21 Scotland’s Own Poet
The songs of Burns are the links, the watchwords, the symbols of the Scots. He is the last of the ballad singers. In his works are preserved the best songs of his people.
(Robert Burns died July 21, 1796.)
Read from BURNS‘ POEMS Vol. 6, pp. 70–79
22 Trapped in a Cave with a Frenzied Giant
Odysseus was wrecked with his men on an island inhabited by one-eyed giants. Trapped in the cave of a giant who gobbled up some of the crew for supper, the cunning Odysseus blinded the giant and rescued the survivors of his crew.
Read from Homer‘s ODYSSEY Vol. 22, pp. 120-129
23 Friendship Above Love?
There are styles in friendship as well as in clothes. The mode of friendship of Bacon’s time went out with plumed hats and long hose. But Bacon knew the true test of a friend.
(Francis Bacon knighted, July 23, 1603.)
Read from BACON‘S ESSAYS Vol. 3 pp. 65–72
24 Indian Sorcery Blamed for an Earthquake
Darwin visited a South American city ruined by an earthquake. There he heard the superstitious account of the phenomenon. The ignorant people accused Indian women of bewitching the volcano. But Darwin has another explanation.
Read from Darwin‘s VOYAGE OF THE BEAGLE Vol. 29, pp. 306-316
25 A Goddess and Her Mortal Lover
Brynhild, Woden’s daughter, carried the dead heroes to Valhalla where they could feast and fight without dying; until a sin divested her of divinity, and she fell in love with Sigurd.
Read: LAY OF BRYNHILD Vol. 49, pp. 391-395
26 Peace Amid Strife
While Europe was shaken with wars, Thomas à Kempis lived in happy seclusion in his convent. His writings convincingly reflect the serenity and happiness of a man who has found peace – a peace that surpasses all understanding.

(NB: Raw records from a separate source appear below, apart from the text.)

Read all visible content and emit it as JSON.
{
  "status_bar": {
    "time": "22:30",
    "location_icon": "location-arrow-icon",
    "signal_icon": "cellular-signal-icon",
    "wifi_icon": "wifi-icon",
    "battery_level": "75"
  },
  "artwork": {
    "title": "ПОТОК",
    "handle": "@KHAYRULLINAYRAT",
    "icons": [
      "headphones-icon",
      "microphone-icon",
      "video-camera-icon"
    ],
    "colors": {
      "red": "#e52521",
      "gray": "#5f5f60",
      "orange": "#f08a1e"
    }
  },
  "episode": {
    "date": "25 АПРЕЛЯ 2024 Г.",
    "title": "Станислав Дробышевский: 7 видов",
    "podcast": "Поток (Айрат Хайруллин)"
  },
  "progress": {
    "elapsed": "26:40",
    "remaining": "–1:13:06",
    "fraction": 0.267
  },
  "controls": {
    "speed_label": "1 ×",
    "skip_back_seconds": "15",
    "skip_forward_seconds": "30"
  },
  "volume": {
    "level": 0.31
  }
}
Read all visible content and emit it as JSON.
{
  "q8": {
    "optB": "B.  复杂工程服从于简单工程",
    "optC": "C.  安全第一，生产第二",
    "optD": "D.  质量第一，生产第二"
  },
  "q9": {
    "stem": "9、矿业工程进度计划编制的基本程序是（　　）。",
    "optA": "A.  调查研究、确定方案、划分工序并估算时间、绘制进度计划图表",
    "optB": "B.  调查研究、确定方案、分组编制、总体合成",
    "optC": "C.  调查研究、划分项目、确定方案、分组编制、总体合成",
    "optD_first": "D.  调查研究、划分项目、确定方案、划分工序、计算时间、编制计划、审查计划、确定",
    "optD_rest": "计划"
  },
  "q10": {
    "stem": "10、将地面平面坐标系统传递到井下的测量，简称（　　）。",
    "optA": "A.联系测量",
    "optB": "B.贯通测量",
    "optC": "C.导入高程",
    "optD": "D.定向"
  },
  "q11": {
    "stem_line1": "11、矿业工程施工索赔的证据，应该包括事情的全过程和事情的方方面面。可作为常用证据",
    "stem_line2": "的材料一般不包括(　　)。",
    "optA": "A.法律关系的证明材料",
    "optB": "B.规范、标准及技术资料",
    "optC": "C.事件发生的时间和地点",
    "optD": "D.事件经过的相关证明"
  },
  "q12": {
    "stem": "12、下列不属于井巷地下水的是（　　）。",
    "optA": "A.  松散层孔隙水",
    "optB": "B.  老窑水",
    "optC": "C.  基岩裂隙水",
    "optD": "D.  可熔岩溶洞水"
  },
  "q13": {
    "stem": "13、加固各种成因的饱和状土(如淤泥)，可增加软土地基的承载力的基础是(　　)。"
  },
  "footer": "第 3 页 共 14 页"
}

(Thomas à Kempis died July 26, 1471.)
Read from Thomas à Kempis Vol. 7, pp. 205–211
27 Once Surgeons Operated in Frock Coats
The use of antiseptics in surgery is new. Hardly more than a half century ago surgeons operated in frock coats. Lord Lister, surgeon to Queen Victoria, was among the first to advocate scrupulous cleanliness in dressing wounds.
(Lister publishes paper on antiseptic treatment, July 27, 1867.)
Read: ON THE ANTISEPTIC PRINCIPLES Vol. 38, pp. 257-267
28 An Idyl of Agriculture
Cowley portrays the ideal life – that of a farmer, and blazons it forth in heraldry. “A plow in a field arable” – to him, the most honorable of all emblems.
(Abraham Cowley died July 28, 1667.)
Read: Cowley‘s OF AGRICULTUREVol. 27, pp. 61-69
29 Stonehenge – England’s Unsolved Mystery
Stonehenge, that group of huge, rudely architectural stones on a vast plain in England, was erected no man knows when, nor why, nor how. Emerson, America’s greatest thinker, visited this monument and was amazed at the “uncanny stones.”
Read: Emerson‘s STONEHENGE Vol. 5, pp. 453-462
30 The First English Colony in North America
When the whole coast of America north of Florida was free to the first comer, Sir Humphrey Gilbert navely chose to settle on the rugged shores of Newfoundland. Read the glowing account of his great adventure “to plant Christian inhabitants in places convenient.”
(Gilbert lands at Newfoundland near St. John’s, July 30, 1583.)
Read: Gilbert‘s VOYAGE TO NEWFOUNDLAND Vol. 33, pp. 263-273
31 Charm School for Women
Lack of education, writes Defoe, makes a woman “turbulent, clamorous, noisy – ” Defoe defied his generation and preached equal education for women. To-day we have co-education, but have we the benefits Defoe predicted?
(Defoe pilloried for defiance of public opinion, July 31, 1703.)
Read: Defoe‘s EDUCATION OF WOMEN Vol. 27, pp. 148-150